Excerpts from an interface dataset
++++++++++++++++++++

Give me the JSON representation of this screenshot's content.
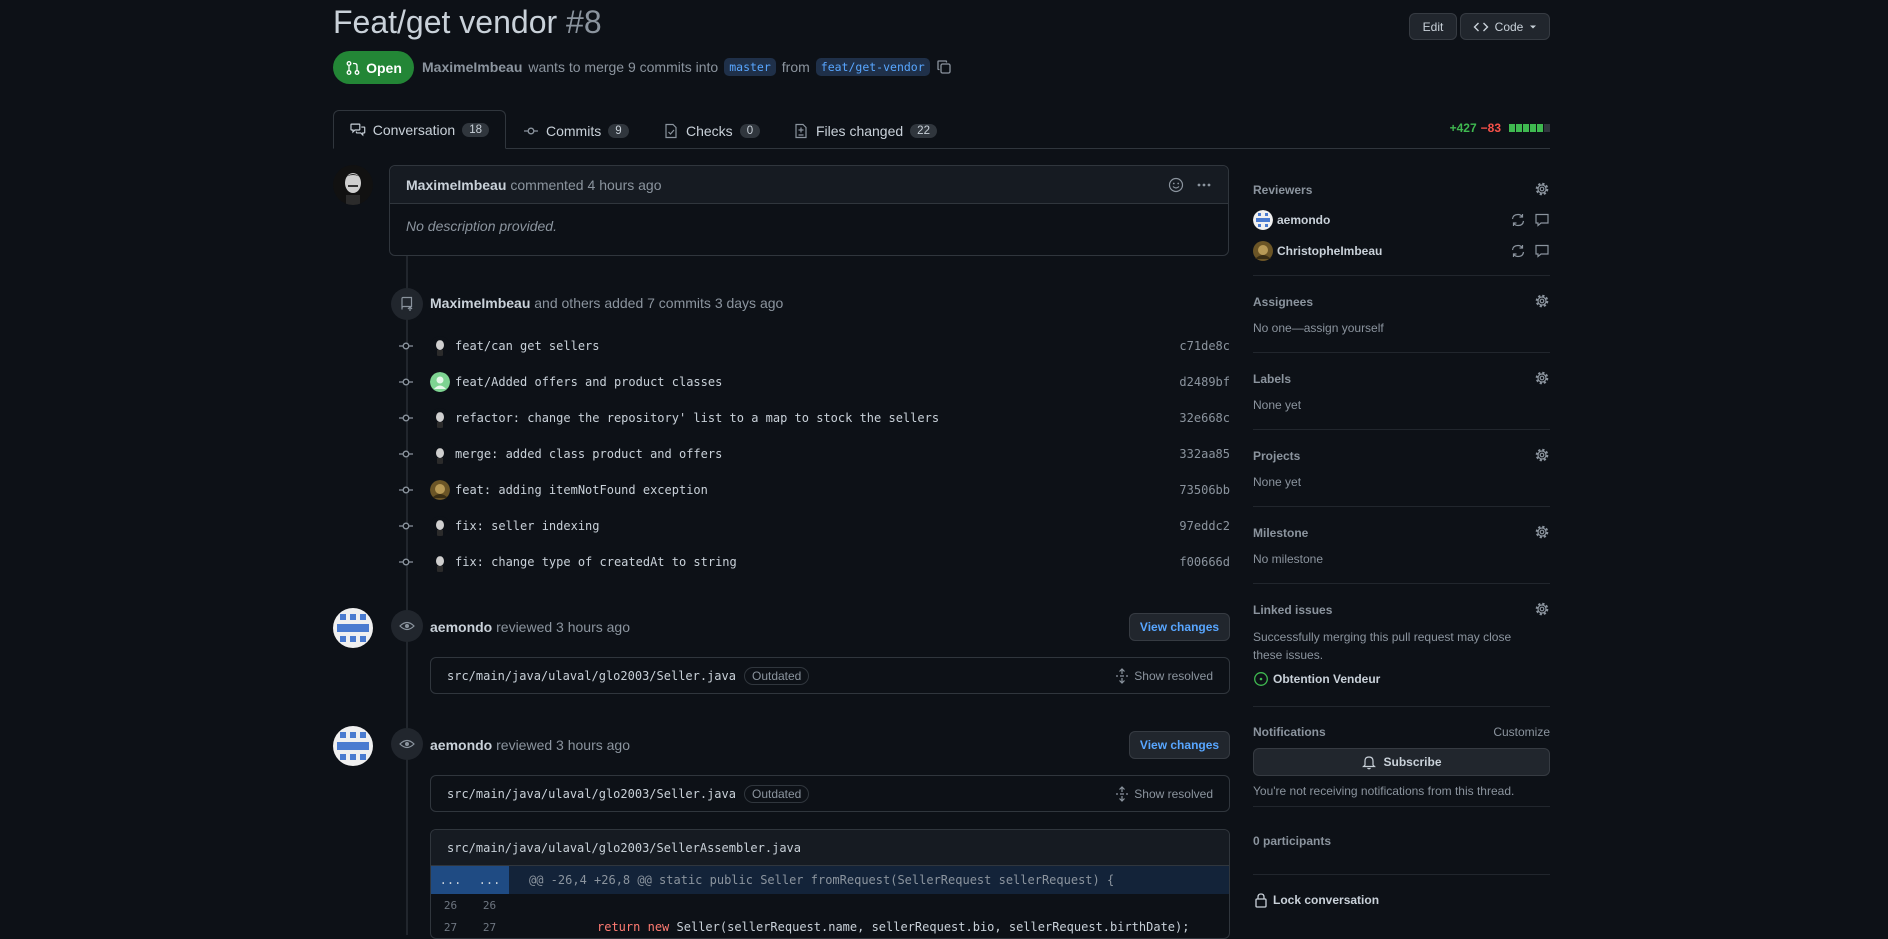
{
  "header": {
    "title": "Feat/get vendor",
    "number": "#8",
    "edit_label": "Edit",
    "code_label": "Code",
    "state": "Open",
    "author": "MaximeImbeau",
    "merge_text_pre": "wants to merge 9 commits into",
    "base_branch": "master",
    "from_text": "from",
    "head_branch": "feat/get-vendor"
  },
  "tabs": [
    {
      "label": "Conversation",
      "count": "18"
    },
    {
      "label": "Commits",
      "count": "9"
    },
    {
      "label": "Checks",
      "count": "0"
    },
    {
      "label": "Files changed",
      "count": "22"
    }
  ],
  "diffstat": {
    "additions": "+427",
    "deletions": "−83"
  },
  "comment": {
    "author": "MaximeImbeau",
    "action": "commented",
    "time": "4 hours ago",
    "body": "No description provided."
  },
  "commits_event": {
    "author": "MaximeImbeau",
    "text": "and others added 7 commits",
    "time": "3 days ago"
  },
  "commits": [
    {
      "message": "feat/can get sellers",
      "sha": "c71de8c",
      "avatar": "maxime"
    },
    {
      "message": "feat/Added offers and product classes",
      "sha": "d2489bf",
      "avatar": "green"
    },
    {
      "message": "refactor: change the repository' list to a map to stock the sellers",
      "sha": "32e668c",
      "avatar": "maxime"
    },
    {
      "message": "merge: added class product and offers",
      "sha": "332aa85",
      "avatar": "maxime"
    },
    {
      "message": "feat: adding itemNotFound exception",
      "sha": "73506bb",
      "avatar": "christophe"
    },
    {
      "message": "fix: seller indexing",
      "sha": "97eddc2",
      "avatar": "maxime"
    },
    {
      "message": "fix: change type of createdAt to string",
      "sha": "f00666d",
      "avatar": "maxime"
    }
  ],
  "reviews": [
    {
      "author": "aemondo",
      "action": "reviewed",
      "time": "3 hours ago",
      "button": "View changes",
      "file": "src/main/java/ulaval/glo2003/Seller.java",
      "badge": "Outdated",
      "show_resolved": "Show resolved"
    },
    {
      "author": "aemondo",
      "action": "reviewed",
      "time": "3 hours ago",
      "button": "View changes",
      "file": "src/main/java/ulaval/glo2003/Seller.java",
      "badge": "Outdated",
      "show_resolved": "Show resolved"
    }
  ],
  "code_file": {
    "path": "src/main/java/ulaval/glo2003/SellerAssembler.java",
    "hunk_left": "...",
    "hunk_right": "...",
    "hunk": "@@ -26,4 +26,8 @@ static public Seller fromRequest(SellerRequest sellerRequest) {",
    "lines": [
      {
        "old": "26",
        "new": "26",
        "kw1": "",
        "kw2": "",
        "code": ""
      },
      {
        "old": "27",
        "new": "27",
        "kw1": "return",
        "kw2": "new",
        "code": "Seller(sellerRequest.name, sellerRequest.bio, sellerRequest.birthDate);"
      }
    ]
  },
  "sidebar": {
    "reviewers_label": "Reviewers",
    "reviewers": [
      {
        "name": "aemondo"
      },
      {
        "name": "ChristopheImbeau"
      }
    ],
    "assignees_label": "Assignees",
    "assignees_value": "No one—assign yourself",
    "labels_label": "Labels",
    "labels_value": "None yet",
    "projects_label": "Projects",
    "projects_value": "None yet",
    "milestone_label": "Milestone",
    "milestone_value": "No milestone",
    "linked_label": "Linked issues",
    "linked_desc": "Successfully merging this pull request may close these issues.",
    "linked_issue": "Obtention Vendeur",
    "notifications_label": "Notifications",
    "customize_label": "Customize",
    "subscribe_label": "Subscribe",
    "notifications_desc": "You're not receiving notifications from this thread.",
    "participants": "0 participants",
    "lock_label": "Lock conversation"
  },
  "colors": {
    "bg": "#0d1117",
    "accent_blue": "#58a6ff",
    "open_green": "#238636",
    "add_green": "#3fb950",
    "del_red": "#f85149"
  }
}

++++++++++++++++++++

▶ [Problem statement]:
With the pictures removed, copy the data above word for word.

▶ [Task answer]:
Give me the JSON representation of this screenshot's content.
{
  "header": {
    "title": "Feat/get vendor",
    "number": "#8",
    "edit_label": "Edit",
    "code_label": "Code",
    "state": "Open",
    "author": "MaximeImbeau",
    "merge_text_pre": "wants to merge 9 commits into",
    "base_branch": "master",
    "from_text": "from",
    "head_branch": "feat/get-vendor"
  },
  "tabs": [
    {
      "label": "Conversation",
      "count": "18"
    },
    {
      "label": "Commits",
      "count": "9"
    },
    {
      "label": "Checks",
      "count": "0"
    },
    {
      "label": "Files changed",
      "count": "22"
    }
  ],
  "diffstat": {
    "additions": "+427",
    "deletions": "−83"
  },
  "comment": {
    "author": "MaximeImbeau",
    "action": "commented",
    "time": "4 hours ago",
    "body": "No description provided."
  },
  "commits_event": {
    "author": "MaximeImbeau",
    "text": "and others added 7 commits",
    "time": "3 days ago"
  },
  "commits": [
    {
      "message": "feat/can get sellers",
      "sha": "c71de8c",
      "avatar": "maxime"
    },
    {
      "message": "feat/Added offers and product classes",
      "sha": "d2489bf",
      "avatar": "green"
    },
    {
      "message": "refactor: change the repository' list to a map to stock the sellers",
      "sha": "32e668c",
      "avatar": "maxime"
    },
    {
      "message": "merge: added class product and offers",
      "sha": "332aa85",
      "avatar": "maxime"
    },
    {
      "message": "feat: adding itemNotFound exception",
      "sha": "73506bb",
      "avatar": "christophe"
    },
    {
      "message": "fix: seller indexing",
      "sha": "97eddc2",
      "avatar": "maxime"
    },
    {
      "message": "fix: change type of createdAt to string",
      "sha": "f00666d",
      "avatar": "maxime"
    }
  ],
  "reviews": [
    {
      "author": "aemondo",
      "action": "reviewed",
      "time": "3 hours ago",
      "button": "View changes",
      "file": "src/main/java/ulaval/glo2003/Seller.java",
      "badge": "Outdated",
      "show_resolved": "Show resolved"
    },
    {
      "author": "aemondo",
      "action": "reviewed",
      "time": "3 hours ago",
      "button": "View changes",
      "file": "src/main/java/ulaval/glo2003/Seller.java",
      "badge": "Outdated",
      "show_resolved": "Show resolved"
    }
  ],
  "code_file": {
    "path": "src/main/java/ulaval/glo2003/SellerAssembler.java",
    "hunk_left": "...",
    "hunk_right": "...",
    "hunk": "@@ -26,4 +26,8 @@ static public Seller fromRequest(SellerRequest sellerRequest) {",
    "lines": [
      {
        "old": "26",
        "new": "26",
        "kw1": "",
        "kw2": "",
        "code": ""
      },
      {
        "old": "27",
        "new": "27",
        "kw1": "return",
        "kw2": "new",
        "code": "Seller(sellerRequest.name, sellerRequest.bio, sellerRequest.birthDate);"
      }
    ]
  },
  "sidebar": {
    "reviewers_label": "Reviewers",
    "reviewers": [
      {
        "name": "aemondo"
      },
      {
        "name": "ChristopheImbeau"
      }
    ],
    "assignees_label": "Assignees",
    "assignees_value": "No one—assign yourself",
    "labels_label": "Labels",
    "labels_value": "None yet",
    "projects_label": "Projects",
    "projects_value": "None yet",
    "milestone_label": "Milestone",
    "milestone_value": "No milestone",
    "linked_label": "Linked issues",
    "linked_desc": "Successfully merging this pull request may close these issues.",
    "linked_issue": "Obtention Vendeur",
    "notifications_label": "Notifications",
    "customize_label": "Customize",
    "subscribe_label": "Subscribe",
    "notifications_desc": "You're not receiving notifications from this thread.",
    "participants": "0 participants",
    "lock_label": "Lock conversation"
  },
  "colors": {
    "bg": "#0d1117",
    "accent_blue": "#58a6ff",
    "open_green": "#238636",
    "add_green": "#3fb950",
    "del_red": "#f85149"
  }
}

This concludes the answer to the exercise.